Help Your Future Self
31 January, 2023
Back in 2014 I applied for my first senior Frontend Developer role. The first part of the process was a coding test which would then lead onto a telephone interview.
This was gist of this test:
An ex-employee did not back up their working files before they left the company. We need to update out tooltips but the only copy we have is the minified version on the live website. At the moment the file is unusable.
We need you to un-minify the file and rename all the variables and functions into something meaningful.
The code looked like this.
While I did find this test challenging and enjoyable, the experience has stuck with me ever since. It’s not a situation I’d ever like to be in for real.
So what are some of the ways we can all be better developers for both our future selves and those that take over from us when we move on.
You already know the importance of version control. Just make sure that you’re using the system properly.
Make small commits and make them often.
Try not to include too many files in a single commit.
Add a descriptive commit message and use bullet points for additional info.
Always add a Readme to your project.
Document the setup process, no matter how obvious it might seem.
Keep it up to date and in version control.
Naming things is hard but it’s important to be descriptive here. Don’t be afraid to use long variable names. Your IDE should help you autocomplete them and your build process should shorthen them for production.
Consider using named functions rather than anonymous — but make the names useful (not
Avoid monolithic functions
Try and split your code into smaller functions which serve a single purpose — ideally into pure functions. Functional programming as a whole is a topic everyone should look into. Check out this talk by Anjana Vakil.
We all use the odd hack now and then.
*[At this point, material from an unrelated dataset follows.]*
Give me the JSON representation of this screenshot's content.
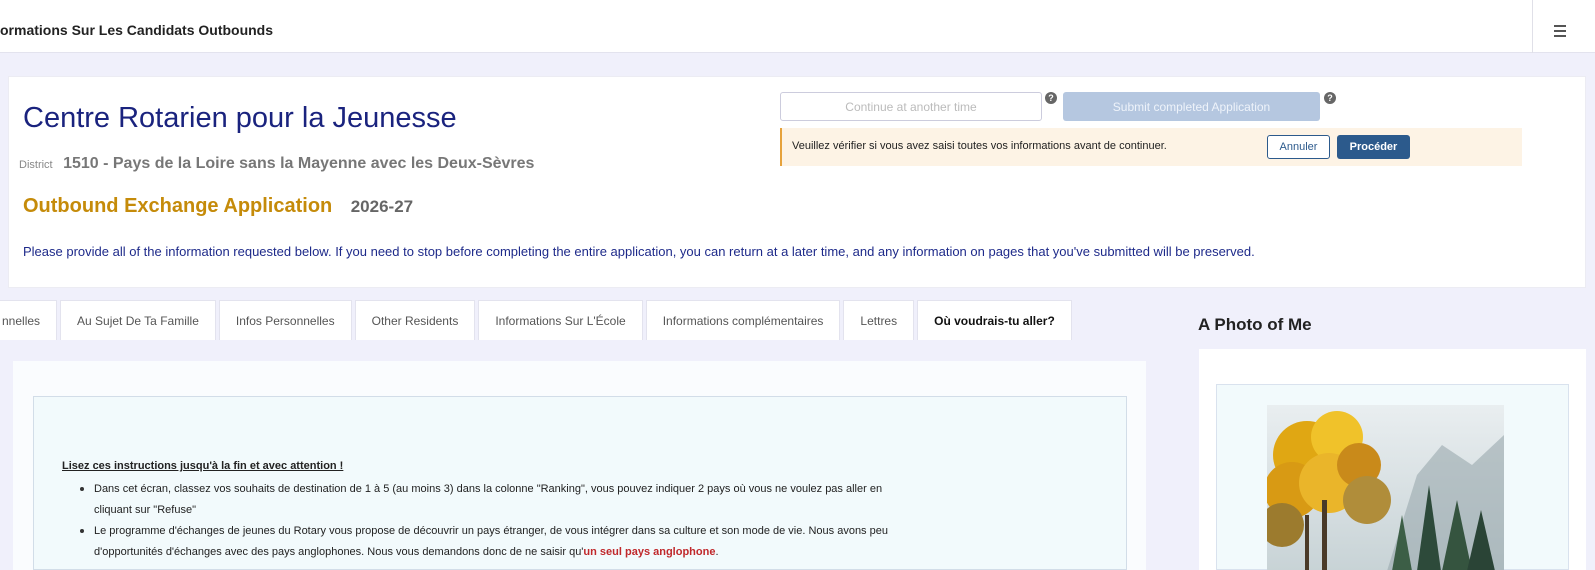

That’s totally fine just make sure you leave a comment to explain what the hack is for.
If you found it on Stack Overflow, leave the url in your comment.
You should also revisit your code from time to time and try and remove redundant hacks.
Good commented code is a developers best friend. You definitely don’t need to explain every live of code you write but anything which is a little ambiguous or perhaps has some side effect should be clearly commented.
Use IDE plugins to manage your comments and make them more powerful.
Talk to people. Keep your team in the loop about any significant changes you’re making.
Discuss coding standards and agree on some processes for documentation.
Don’t approve Pull Requests if they don’t meet the standards. The whole team is responsible for future-proofing your code base.
These are just a few steps we can all take to help our code stand the test of time. Have a think about your own workflow. Are you guilty of skipping any of these tips?
Talk to your teams and put some processes in place today to you help out the next generation of developers and your future self.